Meadows arrived to the steering committee carrying a binder, which likely contained a layout of his vision for the panel. And part way into the meeting, Jordan entered the closed-door meeting.

Jordan then confirmed to reporters that Meadows had pulled out of the race and that he had declared his interest. 

"I just talked to them about the OGR ranking member position.

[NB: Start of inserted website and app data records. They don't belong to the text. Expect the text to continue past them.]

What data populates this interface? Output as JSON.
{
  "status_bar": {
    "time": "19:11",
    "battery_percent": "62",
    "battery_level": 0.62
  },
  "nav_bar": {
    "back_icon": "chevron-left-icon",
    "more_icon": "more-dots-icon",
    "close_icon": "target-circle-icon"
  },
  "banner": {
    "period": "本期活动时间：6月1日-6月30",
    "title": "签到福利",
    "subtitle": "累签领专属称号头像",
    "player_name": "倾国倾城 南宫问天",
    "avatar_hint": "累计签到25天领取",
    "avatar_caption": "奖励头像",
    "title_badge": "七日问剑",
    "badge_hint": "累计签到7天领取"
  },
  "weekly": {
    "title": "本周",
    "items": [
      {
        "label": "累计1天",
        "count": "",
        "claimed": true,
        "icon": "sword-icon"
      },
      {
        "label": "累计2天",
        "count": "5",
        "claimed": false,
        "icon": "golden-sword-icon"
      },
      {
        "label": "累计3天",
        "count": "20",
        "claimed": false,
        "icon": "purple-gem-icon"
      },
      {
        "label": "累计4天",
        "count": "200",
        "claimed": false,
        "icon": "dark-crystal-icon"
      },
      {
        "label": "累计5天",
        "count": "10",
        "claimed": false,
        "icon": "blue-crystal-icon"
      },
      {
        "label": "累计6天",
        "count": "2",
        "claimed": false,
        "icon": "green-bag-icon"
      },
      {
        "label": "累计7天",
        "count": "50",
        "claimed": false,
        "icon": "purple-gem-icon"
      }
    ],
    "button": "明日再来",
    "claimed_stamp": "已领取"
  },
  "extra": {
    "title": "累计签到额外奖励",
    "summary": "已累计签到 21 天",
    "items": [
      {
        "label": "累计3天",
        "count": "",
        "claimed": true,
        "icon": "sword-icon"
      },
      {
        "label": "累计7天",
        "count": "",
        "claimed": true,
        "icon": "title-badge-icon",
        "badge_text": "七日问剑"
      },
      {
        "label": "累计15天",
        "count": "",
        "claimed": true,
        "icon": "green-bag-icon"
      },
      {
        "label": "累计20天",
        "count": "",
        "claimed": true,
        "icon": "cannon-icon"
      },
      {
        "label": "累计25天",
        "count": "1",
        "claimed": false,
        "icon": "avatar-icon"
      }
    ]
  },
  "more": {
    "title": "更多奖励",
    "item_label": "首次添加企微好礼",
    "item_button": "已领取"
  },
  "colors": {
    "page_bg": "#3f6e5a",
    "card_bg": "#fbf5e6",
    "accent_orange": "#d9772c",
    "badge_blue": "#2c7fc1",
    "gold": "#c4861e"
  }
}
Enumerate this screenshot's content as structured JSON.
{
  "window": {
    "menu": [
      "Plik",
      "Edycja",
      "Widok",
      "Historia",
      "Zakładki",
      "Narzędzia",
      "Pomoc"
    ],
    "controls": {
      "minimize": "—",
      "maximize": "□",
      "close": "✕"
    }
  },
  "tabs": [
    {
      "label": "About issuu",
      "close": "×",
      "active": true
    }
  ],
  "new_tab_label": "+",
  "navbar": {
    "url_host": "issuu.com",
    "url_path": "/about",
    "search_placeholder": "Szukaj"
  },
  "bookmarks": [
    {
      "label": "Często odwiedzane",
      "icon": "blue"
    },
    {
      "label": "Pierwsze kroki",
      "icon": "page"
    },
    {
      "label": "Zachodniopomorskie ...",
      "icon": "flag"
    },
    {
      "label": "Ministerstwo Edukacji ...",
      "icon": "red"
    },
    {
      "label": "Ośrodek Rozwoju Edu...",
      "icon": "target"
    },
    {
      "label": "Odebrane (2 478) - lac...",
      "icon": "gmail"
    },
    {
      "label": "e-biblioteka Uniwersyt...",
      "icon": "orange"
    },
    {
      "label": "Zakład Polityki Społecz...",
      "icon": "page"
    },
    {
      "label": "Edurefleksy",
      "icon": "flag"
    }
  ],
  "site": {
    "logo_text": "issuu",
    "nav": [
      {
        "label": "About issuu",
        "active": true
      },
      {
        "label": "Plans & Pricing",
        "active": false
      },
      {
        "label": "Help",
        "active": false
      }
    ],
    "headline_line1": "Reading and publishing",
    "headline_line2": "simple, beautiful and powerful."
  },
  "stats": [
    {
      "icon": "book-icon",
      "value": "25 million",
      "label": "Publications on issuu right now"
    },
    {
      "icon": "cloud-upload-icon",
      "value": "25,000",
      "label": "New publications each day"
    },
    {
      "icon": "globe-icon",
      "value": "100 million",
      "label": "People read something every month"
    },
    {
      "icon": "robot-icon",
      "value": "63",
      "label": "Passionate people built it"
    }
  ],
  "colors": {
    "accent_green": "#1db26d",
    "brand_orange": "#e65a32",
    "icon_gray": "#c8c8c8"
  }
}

The committee is discussing what they are going to do," Jordan told reporters. "I just went in and told them I am interested in the position."

When asked if Meadows was running, Jordan replied: "No, he is not."

Meadows at the time, however, declined to say that he was not running.

Jordan, the senior-most member on the Oversight committee, earlier in the day dropped out of the race for the House Judiciary Committee amid concerns he would not make it through the steering committee.

But by running in this particular race for Oversight, Jordan didn’t face the stiff competition he would’ve had if he chose to run for Judiciary, in which Rep. Doug CollinsDouglas (Doug) Allen CollinsTop Judiciary Republican sees potential for bipartisan agreement on cyber issues Steve King faces new storm over remarks about white supremacy Republicans question progress on probe of DOJ, FBI actions during 2016 MORE (R-Ga.) — who won the GOP leadership role there — already appeared to be the clear favorite among GOP leadership and the steering committee.

Leading up to the steering committee vote on Oversight, it appeared Meadows was a shoo-in.

Members of the House Freedom Caucus — who have earned a reputation for being a thorn in leadership’s side — have faced an uphill battle in securing chairmanships. The group of hard-line conservatives has long been pushing for better committee assignments and top positions on panels.